[Opening RECORDS SUPPLIED section]

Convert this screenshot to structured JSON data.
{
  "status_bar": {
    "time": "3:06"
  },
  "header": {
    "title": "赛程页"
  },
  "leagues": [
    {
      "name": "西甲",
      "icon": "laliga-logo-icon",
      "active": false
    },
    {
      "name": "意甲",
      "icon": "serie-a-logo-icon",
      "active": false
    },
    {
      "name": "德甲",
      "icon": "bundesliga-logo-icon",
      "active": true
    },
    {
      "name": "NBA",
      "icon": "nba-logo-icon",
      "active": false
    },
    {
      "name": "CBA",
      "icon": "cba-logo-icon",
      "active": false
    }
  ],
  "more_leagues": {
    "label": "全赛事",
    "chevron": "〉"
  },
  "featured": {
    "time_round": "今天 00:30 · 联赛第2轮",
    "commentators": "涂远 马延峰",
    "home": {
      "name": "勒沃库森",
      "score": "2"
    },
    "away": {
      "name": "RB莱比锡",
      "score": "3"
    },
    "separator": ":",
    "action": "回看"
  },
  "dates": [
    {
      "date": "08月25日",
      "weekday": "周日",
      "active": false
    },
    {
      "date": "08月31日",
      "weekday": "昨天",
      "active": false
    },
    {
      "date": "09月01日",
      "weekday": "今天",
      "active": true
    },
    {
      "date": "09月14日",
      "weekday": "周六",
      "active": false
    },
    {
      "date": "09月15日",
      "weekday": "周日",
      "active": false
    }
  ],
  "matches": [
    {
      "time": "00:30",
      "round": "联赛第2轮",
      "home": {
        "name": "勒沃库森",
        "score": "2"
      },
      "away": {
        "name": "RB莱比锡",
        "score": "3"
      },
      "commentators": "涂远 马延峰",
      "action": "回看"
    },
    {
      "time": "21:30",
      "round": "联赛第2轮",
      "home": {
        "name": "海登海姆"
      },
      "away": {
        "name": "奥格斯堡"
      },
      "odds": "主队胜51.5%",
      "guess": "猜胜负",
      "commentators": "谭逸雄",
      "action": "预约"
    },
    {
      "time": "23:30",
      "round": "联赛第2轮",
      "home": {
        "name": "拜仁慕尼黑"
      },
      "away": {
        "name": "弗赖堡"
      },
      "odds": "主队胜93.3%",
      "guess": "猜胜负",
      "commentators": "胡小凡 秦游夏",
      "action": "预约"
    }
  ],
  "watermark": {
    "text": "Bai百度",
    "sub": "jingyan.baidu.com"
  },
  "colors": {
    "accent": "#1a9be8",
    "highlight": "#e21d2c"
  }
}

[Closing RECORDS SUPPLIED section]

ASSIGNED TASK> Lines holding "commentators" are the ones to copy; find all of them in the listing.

SOLUTION>
    "commentators": "涂远 马延峰",
      "commentators": "涂远 马延峰",
      "commentators": "谭逸雄",
      "commentators": "胡小凡 秦游夏",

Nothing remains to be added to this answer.